Source records:
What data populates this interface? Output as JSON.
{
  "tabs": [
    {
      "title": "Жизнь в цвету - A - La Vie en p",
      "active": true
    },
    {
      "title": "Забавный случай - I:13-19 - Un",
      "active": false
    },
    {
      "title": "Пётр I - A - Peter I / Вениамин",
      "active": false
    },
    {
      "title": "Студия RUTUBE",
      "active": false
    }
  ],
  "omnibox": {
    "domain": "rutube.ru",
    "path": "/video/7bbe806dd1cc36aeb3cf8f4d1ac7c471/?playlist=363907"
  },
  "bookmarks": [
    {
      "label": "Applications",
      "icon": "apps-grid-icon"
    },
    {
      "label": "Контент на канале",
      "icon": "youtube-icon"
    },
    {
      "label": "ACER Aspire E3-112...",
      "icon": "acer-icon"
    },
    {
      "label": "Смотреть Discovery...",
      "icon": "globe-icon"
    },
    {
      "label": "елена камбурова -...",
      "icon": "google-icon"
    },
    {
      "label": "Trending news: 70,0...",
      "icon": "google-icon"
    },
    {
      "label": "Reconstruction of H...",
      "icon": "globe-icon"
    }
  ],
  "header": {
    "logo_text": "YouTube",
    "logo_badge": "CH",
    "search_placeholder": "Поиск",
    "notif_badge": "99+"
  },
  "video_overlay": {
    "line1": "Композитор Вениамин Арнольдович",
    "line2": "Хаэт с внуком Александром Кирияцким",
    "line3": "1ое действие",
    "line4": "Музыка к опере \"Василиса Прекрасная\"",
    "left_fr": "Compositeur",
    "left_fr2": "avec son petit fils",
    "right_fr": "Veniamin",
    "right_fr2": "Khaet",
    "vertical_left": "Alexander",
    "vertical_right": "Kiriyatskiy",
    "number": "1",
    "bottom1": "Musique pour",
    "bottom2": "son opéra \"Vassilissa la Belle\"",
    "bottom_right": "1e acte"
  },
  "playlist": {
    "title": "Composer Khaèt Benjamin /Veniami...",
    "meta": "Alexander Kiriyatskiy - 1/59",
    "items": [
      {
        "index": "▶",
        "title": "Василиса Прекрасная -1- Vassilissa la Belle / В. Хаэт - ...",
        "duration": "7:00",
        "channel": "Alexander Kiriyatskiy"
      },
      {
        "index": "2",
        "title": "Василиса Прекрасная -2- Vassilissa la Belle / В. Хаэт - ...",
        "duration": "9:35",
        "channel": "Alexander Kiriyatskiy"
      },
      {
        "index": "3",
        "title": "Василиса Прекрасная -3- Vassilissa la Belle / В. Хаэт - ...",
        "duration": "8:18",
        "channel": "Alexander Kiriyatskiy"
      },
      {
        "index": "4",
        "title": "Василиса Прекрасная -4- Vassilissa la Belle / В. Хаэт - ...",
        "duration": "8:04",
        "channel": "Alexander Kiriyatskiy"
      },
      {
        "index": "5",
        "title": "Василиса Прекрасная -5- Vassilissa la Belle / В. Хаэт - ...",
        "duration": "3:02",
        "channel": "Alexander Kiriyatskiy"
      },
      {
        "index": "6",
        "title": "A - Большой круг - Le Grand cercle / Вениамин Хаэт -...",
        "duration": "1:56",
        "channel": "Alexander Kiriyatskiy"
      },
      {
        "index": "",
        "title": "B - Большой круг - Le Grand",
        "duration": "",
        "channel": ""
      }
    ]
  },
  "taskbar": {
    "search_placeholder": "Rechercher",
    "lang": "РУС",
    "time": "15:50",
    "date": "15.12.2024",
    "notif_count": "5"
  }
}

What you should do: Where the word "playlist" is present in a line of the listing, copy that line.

Response:
    "path": "/video/7bbe806dd1cc36aeb3cf8f4d1ac7c471/?playlist=363907"
  "playlist": {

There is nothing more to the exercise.